[Task material]
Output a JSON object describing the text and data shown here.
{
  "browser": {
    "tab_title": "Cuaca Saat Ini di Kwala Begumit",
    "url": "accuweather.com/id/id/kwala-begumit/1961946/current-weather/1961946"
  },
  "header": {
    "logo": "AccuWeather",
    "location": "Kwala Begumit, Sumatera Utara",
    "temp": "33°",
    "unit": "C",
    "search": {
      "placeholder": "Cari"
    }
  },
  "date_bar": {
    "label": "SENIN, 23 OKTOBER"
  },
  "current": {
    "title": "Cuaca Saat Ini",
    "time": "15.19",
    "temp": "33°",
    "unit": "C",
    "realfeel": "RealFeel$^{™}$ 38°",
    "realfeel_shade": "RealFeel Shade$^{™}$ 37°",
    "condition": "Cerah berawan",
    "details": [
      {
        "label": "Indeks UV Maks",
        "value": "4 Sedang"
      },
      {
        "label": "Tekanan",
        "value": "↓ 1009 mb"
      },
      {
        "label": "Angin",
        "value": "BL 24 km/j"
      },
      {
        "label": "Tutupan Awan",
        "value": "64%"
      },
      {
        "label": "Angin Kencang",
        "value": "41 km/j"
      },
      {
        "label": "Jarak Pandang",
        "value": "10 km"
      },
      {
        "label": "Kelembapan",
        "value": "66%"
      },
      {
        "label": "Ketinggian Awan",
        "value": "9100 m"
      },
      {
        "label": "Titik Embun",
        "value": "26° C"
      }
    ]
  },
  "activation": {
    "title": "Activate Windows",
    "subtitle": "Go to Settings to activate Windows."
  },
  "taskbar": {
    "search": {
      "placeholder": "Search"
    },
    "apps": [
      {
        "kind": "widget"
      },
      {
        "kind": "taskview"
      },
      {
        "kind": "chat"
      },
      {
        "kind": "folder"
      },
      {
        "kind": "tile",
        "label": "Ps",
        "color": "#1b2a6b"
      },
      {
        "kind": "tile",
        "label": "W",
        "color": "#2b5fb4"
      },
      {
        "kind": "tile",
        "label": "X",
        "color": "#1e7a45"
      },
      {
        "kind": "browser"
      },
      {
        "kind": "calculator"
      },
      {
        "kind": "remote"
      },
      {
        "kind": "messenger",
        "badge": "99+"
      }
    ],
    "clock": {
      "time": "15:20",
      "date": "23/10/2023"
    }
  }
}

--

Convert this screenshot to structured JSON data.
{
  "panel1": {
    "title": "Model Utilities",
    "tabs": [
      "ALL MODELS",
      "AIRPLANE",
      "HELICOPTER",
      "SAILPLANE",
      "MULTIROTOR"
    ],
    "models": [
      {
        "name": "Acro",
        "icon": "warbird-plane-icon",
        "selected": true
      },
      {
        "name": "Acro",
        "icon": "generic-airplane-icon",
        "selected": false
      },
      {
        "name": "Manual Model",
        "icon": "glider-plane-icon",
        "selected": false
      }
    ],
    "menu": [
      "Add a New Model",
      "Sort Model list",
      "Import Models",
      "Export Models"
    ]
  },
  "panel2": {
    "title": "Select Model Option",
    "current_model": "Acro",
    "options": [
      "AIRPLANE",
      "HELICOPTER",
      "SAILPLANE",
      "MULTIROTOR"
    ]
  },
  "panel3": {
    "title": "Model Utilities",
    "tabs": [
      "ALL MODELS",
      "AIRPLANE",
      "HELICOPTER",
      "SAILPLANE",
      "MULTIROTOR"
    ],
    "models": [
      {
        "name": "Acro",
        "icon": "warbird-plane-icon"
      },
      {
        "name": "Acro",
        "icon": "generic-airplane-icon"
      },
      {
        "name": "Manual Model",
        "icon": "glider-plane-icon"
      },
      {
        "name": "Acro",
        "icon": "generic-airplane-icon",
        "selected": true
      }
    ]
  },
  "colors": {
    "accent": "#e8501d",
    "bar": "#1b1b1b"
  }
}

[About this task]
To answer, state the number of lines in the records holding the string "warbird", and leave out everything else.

[Task solution]
2